TASK TO CARRY OUT - Copy each line of the entries that contains the word "title".

[Data excerpts]
------------------------------------------------

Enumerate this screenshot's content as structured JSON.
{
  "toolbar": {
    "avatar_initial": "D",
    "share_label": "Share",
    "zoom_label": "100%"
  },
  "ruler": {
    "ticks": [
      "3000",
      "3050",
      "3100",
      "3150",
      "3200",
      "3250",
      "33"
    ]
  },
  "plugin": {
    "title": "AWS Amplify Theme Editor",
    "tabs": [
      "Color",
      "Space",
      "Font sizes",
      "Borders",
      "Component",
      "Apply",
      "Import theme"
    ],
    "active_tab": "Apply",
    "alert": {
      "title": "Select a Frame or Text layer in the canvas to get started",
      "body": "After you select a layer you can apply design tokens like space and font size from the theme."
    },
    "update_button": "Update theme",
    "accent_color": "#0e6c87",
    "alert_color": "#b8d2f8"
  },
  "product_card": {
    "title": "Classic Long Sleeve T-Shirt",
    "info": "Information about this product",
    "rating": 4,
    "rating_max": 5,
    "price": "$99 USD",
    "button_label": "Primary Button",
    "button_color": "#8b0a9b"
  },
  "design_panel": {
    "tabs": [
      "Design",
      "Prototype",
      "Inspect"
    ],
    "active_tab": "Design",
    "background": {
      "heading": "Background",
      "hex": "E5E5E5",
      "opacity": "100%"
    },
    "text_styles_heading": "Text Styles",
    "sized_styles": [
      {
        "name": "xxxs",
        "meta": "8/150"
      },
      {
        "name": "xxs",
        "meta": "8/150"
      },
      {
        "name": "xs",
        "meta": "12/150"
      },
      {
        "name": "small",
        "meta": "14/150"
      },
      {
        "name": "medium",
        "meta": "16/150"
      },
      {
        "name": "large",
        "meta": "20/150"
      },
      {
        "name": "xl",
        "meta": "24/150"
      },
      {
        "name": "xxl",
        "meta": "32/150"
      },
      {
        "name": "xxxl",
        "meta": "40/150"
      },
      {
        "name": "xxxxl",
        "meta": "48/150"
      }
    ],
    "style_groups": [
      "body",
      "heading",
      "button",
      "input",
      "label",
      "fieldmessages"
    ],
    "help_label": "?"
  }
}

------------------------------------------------

ANSWER BELOW -
    "title": "AWS Amplify Theme Editor",
      "title": "Select a Frame or Text layer in the canvas to get started",
    "title": "Classic Long Sleeve T-Shirt",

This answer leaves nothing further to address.